National Arts Festival: KAK is scarily good!

A scene from KAK at the National Arts Festival. (Photo: Mark Wessels)

A scene from KAK at the National Arts Festival. (Photo: Mark Wessels)

EVENT: KAK at The National Arts Festival (Please note this review contains strong language)

We are searching for new voices, new movements, something, anything, because everything is kak.

Now about the play, it is profoundly pleasing that Josias Dos Moleele and The Market Theatre Laboratory students have chosen a wasteland as their starting point.

It’s a rubbish dump. Not a landfill management recycling net-zero-waste, carbon footprint, certified green drop-approved blah blah. It’s a shit pile.

Choreographer Mdu Nhlapo, set designer Shilongane Nkoana, costume designer Nomzamo Maseko and lighting designer Sibusiso Ndumndum have chosen Armageddon on the Earth to stage their piece.

Shashalaziville is where your waste people go to be dumped.

In metaphor, that is literally most of the millions of South Africans who look up from the sewer to the grate and peer at the glistening, thick, shiny SUV tread of the state, party and hangers on who trundle along on their way to the next golden tender party hosted by the corrupt and carnivorous. The bristly, thick skinned, fake, perfidious, devious, malfeasant, rotters who make up the elite.

The cast of 13 grab us, a nice turnout of 60 or so on a Monday afternoon at 14:00 at Graham College, and drag us into this stinky, grubby metaphoric pit. And they rub our noses in it.

There is so much good South African post-democracy shit flying around that one can feel a little high — yes, this is the stuff that is real and true and right!

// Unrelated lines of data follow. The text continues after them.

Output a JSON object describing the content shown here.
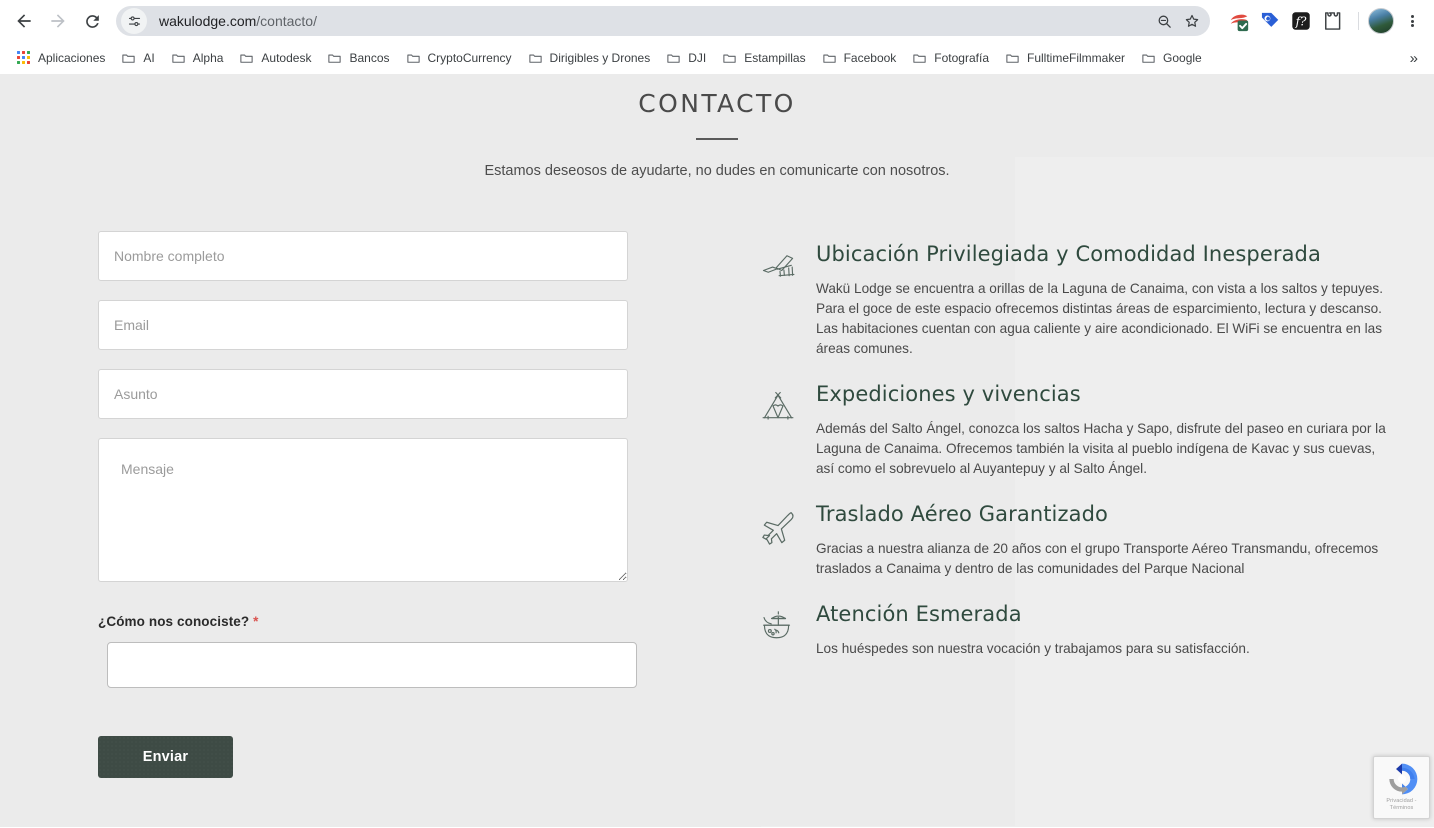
{
  "browser": {
    "nav": {
      "back_label": "Back",
      "forward_label": "Forward",
      "reload_label": "Reload"
    },
    "omnibox": {
      "site_settings_icon": "tune-icon",
      "url_host": "wakulodge.com",
      "url_path": "/contacto/",
      "zoom_icon": "search-zoom-icon",
      "bookmark_icon": "star-icon"
    },
    "extensions": [
      {
        "name": "adblock-extension-icon",
        "label": ""
      },
      {
        "name": "tag-extension-icon",
        "label": ""
      },
      {
        "name": "formula-extension-icon",
        "label": "f?"
      },
      {
        "name": "puzzle-extensions-icon",
        "label": ""
      }
    ],
    "profile_label": "Profile",
    "menu_label": "Customize and control Chrome",
    "bookmarks": [
      {
        "label": "Aplicaciones",
        "icon": "apps-grid-icon"
      },
      {
        "label": "AI",
        "icon": "folder-icon"
      },
      {
        "label": "Alpha",
        "icon": "folder-icon"
      },
      {
        "label": "Autodesk",
        "icon": "folder-icon"
      },
      {
        "label": "Bancos",
        "icon": "folder-icon"
      },
      {
        "label": "CryptoCurrency",
        "icon": "folder-icon"
      },
      {
        "label": "Dirigibles y Drones",
        "icon": "folder-icon"
      },
      {
        "label": "DJI",
        "icon": "folder-icon"
      },
      {
        "label": "Estampillas",
        "icon": "folder-icon"
      },
      {
        "label": "Facebook",
        "icon": "folder-icon"
      },
      {
        "label": "Fotografía",
        "icon": "folder-icon"
      },
      {
        "label": "FulltimeFilmmaker",
        "icon": "folder-icon"
      },
      {
        "label": "Google",
        "icon": "folder-icon"
      }
    ],
    "bookmarks_overflow": "»"
  },
  "page": {
    "title": "CONTACTO",
    "subtitle": "Estamos deseosos de ayudarte, no dudes en comunicarte con nosotros.",
    "form": {
      "name_placeholder": "Nombre completo",
      "name_value": "",
      "email_placeholder": "Email",
      "email_value": "",
      "subject_placeholder": "Asunto",
      "subject_value": "",
      "message_placeholder": "Mensaje",
      "message_value": "",
      "referral_label": "¿Cómo nos conociste?",
      "referral_required_mark": "*",
      "referral_value": "",
      "referral_placeholder": "",
      "submit_label": "Enviar"
    },
    "info_blocks": [
      {
        "icon": "lounge-chair-icon",
        "heading": "Ubicación Privilegiada y Comodidad Inesperada",
        "text": "Wakü Lodge se encuentra a orillas de la Laguna de Canaima, con vista a los saltos y tepuyes. Para el goce de este espacio ofrecemos distintas áreas de esparcimiento, lectura y descanso. Las habitaciones cuentan con agua caliente y aire acondicionado. El WiFi se encuentra en las áreas comunes."
      },
      {
        "icon": "teepee-tent-icon",
        "heading": "Expediciones y vivencias",
        "text": "Además del Salto Ángel, conozca los saltos Hacha y Sapo, disfrute del paseo en curiara por la Laguna de Canaima. Ofrecemos también la visita al pueblo indígena de Kavac y sus cuevas, así como el sobrevuelo al Auyantepuy y al Salto Ángel."
      },
      {
        "icon": "airplane-icon",
        "heading": "Traslado Aéreo Garantizado",
        "text": "Gracias a nuestra alianza de 20 años con el grupo Transporte Aéreo Transmandu, ofrecemos traslados a Canaima y dentro de las comunidades del Parque Nacional"
      },
      {
        "icon": "coconut-drink-icon",
        "heading": "Atención Esmerada",
        "text": "Los huéspedes son nuestra vocación y trabajamos para su satisfacción."
      }
    ],
    "recaptcha": {
      "privacy_terms": "Privacidad - Términos",
      "logo_icon": "recaptcha-logo-icon"
    }
  },
  "colors": {
    "page_bg": "#ebebeb",
    "panel_bg": "#eeeeee",
    "heading_green": "#2f4a3e",
    "button_bg": "#3e4b45",
    "required_red": "#d9534f"
  }
}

Keep on, keeping on, I feel myself saying.

It’s dirty, but I am getting the piquant aroma of something new and wholesome coming out the kitchen. All the grime is shrinking away, like a drop of dishwasher hitting the oily scum on the surface in the sink.

Disclosure: I loved watching my friends work in this same lab in 1991 and I am savouring the sense of historic continuity. This is red-hot passionate, free-flowing theatre. It is dynamic and expressive and there is commitment pulsing in the veins of those on, and off stage.

I can say this without contradiction from at least one other audience member who leapt to his feet as the curtain (metaphorically) fell and roared out his approval. “Yeah! Yeah! That is what we are saying!” It was as if he was urging the rest of us in the bleachers to come out of our slumber, to see the wasteland being wreaked upon us by the narcissistic, predatorial elites. Awake and rise up! And at least give them a standing ovation. Which was easy because this show earned it in healthy heaps.

This is what we want: the air cleared, the lies of the land laid bare before us, washed clean by the fresh rain of outrage.

A word of caution: the militant dance at the end was shocking. So furious, so reminiscent of when Mbulelo Linda and I first struck it down in words in then-Port Elizabeth in 1985 (according to Irwin Manoim in his history of the Weekly Mail for whom we freelanced).

Toyi toyi.

That is how fearsome it was then. It was the dance of war. Yet, those of us who have lived through the butchery do not easily wish to go back there.

But then SA is already being plunged into a civil war in which the masses have been cheated out of billions and billions in cash, but in more meaningful terms, robbed of a good life.

If the main message in the piece was war, I am grateful that the sub-theme was that the wages of war are death.

Thanks for letting me know at the start when a journalist is murdered for telling the “wrong” story.